▶ [What the exercise asks]: Your answer must be the records below, reproduced exactly.

▶ [Provided data]:

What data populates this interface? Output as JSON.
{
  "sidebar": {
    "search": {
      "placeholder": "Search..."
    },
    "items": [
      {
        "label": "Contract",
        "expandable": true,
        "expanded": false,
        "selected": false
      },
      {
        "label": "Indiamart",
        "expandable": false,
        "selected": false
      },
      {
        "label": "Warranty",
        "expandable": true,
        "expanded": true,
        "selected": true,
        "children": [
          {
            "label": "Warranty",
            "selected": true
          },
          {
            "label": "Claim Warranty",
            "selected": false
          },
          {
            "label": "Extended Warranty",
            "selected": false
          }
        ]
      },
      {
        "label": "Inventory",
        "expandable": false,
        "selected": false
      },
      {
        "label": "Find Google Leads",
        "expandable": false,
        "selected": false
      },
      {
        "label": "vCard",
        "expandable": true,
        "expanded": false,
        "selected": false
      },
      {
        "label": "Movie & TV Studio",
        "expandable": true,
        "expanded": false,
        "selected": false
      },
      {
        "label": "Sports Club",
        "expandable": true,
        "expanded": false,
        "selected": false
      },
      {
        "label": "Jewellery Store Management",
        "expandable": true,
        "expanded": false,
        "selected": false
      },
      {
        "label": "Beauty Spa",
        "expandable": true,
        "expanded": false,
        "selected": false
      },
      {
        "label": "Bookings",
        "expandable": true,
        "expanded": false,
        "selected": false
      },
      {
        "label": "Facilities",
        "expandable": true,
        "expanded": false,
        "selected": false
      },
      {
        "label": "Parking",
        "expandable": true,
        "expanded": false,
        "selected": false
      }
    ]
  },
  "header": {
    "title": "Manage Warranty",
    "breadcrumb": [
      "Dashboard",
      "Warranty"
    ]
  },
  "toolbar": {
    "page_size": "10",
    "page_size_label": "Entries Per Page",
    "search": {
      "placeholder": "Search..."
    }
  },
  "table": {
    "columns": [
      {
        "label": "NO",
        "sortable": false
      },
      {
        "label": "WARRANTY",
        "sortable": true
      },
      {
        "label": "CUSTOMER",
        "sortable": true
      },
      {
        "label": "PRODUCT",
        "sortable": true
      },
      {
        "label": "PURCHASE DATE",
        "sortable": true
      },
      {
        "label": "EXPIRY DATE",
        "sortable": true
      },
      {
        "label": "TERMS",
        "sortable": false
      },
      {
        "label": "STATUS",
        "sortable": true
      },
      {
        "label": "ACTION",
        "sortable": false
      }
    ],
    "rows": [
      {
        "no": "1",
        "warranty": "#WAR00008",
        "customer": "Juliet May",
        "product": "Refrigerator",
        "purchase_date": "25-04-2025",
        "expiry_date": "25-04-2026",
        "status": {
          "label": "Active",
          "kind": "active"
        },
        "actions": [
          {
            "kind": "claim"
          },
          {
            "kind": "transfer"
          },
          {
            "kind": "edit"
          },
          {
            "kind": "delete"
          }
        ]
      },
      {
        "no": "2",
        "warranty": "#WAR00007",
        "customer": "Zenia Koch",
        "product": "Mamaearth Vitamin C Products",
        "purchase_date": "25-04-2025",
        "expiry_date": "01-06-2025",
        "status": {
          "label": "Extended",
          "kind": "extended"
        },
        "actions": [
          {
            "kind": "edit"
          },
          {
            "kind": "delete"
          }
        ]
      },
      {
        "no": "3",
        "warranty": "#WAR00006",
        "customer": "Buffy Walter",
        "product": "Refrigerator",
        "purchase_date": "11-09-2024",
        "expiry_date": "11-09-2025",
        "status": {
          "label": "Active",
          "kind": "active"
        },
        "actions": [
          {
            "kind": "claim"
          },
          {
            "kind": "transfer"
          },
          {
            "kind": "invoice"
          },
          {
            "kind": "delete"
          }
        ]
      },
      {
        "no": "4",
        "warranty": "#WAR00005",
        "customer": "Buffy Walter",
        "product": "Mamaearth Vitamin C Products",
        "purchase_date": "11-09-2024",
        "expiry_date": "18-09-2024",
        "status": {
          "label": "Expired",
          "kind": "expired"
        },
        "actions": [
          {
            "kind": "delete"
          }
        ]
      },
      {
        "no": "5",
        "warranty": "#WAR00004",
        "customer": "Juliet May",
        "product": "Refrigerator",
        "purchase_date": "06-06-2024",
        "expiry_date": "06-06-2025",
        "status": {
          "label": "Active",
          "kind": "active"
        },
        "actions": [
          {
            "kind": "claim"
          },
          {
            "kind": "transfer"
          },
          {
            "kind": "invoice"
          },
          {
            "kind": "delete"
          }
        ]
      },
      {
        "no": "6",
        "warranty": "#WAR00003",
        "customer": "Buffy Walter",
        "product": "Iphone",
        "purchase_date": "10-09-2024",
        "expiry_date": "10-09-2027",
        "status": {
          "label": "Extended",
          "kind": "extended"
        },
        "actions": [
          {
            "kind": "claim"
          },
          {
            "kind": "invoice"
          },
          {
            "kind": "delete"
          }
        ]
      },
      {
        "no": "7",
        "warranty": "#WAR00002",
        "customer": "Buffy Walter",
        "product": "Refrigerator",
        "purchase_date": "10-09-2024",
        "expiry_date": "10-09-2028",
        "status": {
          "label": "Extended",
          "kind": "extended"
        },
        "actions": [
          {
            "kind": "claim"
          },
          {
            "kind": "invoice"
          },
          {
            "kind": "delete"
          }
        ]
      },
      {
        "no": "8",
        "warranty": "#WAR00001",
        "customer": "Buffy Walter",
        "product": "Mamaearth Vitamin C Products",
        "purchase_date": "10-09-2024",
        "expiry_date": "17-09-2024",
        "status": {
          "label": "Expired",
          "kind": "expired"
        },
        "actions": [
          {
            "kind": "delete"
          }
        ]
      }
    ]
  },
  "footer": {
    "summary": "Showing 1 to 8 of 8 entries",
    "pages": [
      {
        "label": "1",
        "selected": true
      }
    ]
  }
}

▶ [Result]:
What data populates this interface? Output as JSON.
{
  "sidebar": {
    "search": {
      "placeholder": "Search..."
    },
    "items": [
      {
        "label": "Contract",
        "expandable": true,
        "expanded": false,
        "selected": false
      },
      {
        "label": "Indiamart",
        "expandable": false,
        "selected": false
      },
      {
        "label": "Warranty",
        "expandable": true,
        "expanded": true,
        "selected": true,
        "children": [
          {
            "label": "Warranty",
            "selected": true
          },
          {
            "label": "Claim Warranty",
            "selected": false
          },
          {
            "label": "Extended Warranty",
            "selected": false
          }
        ]
      },
      {
        "label": "Inventory",
        "expandable": false,
        "selected": false
      },
      {
        "label": "Find Google Leads",
        "expandable": false,
        "selected": false
      },
      {
        "label": "vCard",
        "expandable": true,
        "expanded": false,
        "selected": false
      },
      {
        "label": "Movie & TV Studio",
        "expandable": true,
        "expanded": false,
        "selected": false
      },
      {
        "label": "Sports Club",
        "expandable": true,
        "expanded": false,
        "selected": false
      },
      {
        "label": "Jewellery Store Management",
        "expandable": true,
        "expanded": false,
        "selected": false
      },
      {
        "label": "Beauty Spa",
        "expandable": true,
        "expanded": false,
        "selected": false
      },
      {
        "label": "Bookings",
        "expandable": true,
        "expanded": false,
        "selected": false
      },
      {
        "label": "Facilities",
        "expandable": true,
        "expanded": false,
        "selected": false
      },
      {
        "label": "Parking",
        "expandable": true,
        "expanded": false,
        "selected": false
      }
    ]
  },
  "header": {
    "title": "Manage Warranty",
    "breadcrumb": [
      "Dashboard",
      "Warranty"
    ]
  },
  "toolbar": {
    "page_size": "10",
    "page_size_label": "Entries Per Page",
    "search": {
      "placeholder": "Search..."
    }
  },
  "table": {
    "columns": [
      {
        "label": "NO",
        "sortable": false
      },
      {
        "label": "WARRANTY",
        "sortable": true
      },
      {
        "label": "CUSTOMER",
        "sortable": true
      },
      {
        "label": "PRODUCT",
        "sortable": true
      },
      {
        "label": "PURCHASE DATE",
        "sortable": true
      },
      {
        "label": "EXPIRY DATE",
        "sortable": true
      },
      {
        "label": "TERMS",
        "sortable": false
      },
      {
        "label": "STATUS",
        "sortable": true
      },
      {
        "label": "ACTION",
        "sortable": false
      }
    ],
    "rows": [
      {
        "no": "1",
        "warranty": "#WAR00008",
        "customer": "Juliet May",
        "product": "Refrigerator",
        "purchase_date": "25-04-2025",
        "expiry_date": "25-04-2026",
        "status": {
          "label": "Active",
          "kind": "active"
        },
        "actions": [
          {
            "kind": "claim"
          },
          {
            "kind": "transfer"
          },
          {
            "kind": "edit"
          },
          {
            "kind": "delete"
          }
        ]
      },
      {
        "no": "2",
        "warranty": "#WAR00007",
        "customer": "Zenia Koch",
        "product": "Mamaearth Vitamin C Products",
        "purchase_date": "25-04-2025",
        "expiry_date": "01-06-2025",
        "status": {
          "label": "Extended",
          "kind": "extended"
        },
        "actions": [
          {
            "kind": "edit"
          },
          {
            "kind": "delete"
          }
        ]
      },
      {
        "no": "3",
        "warranty": "#WAR00006",
        "customer": "Buffy Walter",
        "product": "Refrigerator",
        "purchase_date": "11-09-2024",
        "expiry_date": "11-09-2025",
        "status": {
          "label": "Active",
          "kind": "active"
        },
        "actions": [
          {
            "kind": "claim"
          },
          {
            "kind": "transfer"
          },
          {
            "kind": "invoice"
          },
          {
            "kind": "delete"
          }
        ]
      },
      {
        "no": "4",
        "warranty": "#WAR00005",
        "customer": "Buffy Walter",
        "product": "Mamaearth Vitamin C Products",
        "purchase_date": "11-09-2024",
        "expiry_date": "18-09-2024",
        "status": {
          "label": "Expired",
          "kind": "expired"
        },
        "actions": [
          {
            "kind": "delete"
          }
        ]
      },
      {
        "no": "5",
        "warranty": "#WAR00004",
        "customer": "Juliet May",
        "product": "Refrigerator",
        "purchase_date": "06-06-2024",
        "expiry_date": "06-06-2025",
        "status": {
          "label": "Active",
          "kind": "active"
        },
        "actions": [
          {
            "kind": "claim"
          },
          {
            "kind": "transfer"
          },
          {
            "kind": "invoice"
          },
          {
            "kind": "delete"
          }
        ]
      },
      {
        "no": "6",
        "warranty": "#WAR00003",
        "customer": "Buffy Walter",
        "product": "Iphone",
        "purchase_date": "10-09-2024",
        "expiry_date": "10-09-2027",
        "status": {
          "label": "Extended",
          "kind": "extended"
        },
        "actions": [
          {
            "kind": "claim"
          },
          {
            "kind": "invoice"
          },
          {
            "kind": "delete"
          }
        ]
      },
      {
        "no": "7",
        "warranty": "#WAR00002",
        "customer": "Buffy Walter",
        "product": "Refrigerator",
        "purchase_date": "10-09-2024",
        "expiry_date": "10-09-2028",
        "status": {
          "label": "Extended",
          "kind": "extended"
        },
        "actions": [
          {
            "kind": "claim"
          },
          {
            "kind": "invoice"
          },
          {
            "kind": "delete"
          }
        ]
      },
      {
        "no": "8",
        "warranty": "#WAR00001",
        "customer": "Buffy Walter",
        "product": "Mamaearth Vitamin C Products",
        "purchase_date": "10-09-2024",
        "expiry_date": "17-09-2024",
        "status": {
          "label": "Expired",
          "kind": "expired"
        },
        "actions": [
          {
            "kind": "delete"
          }
        ]
      }
    ]
  },
  "footer": {
    "summary": "Showing 1 to 8 of 8 entries",
    "pages": [
      {
        "label": "1",
        "selected": true
      }
    ]
  }
}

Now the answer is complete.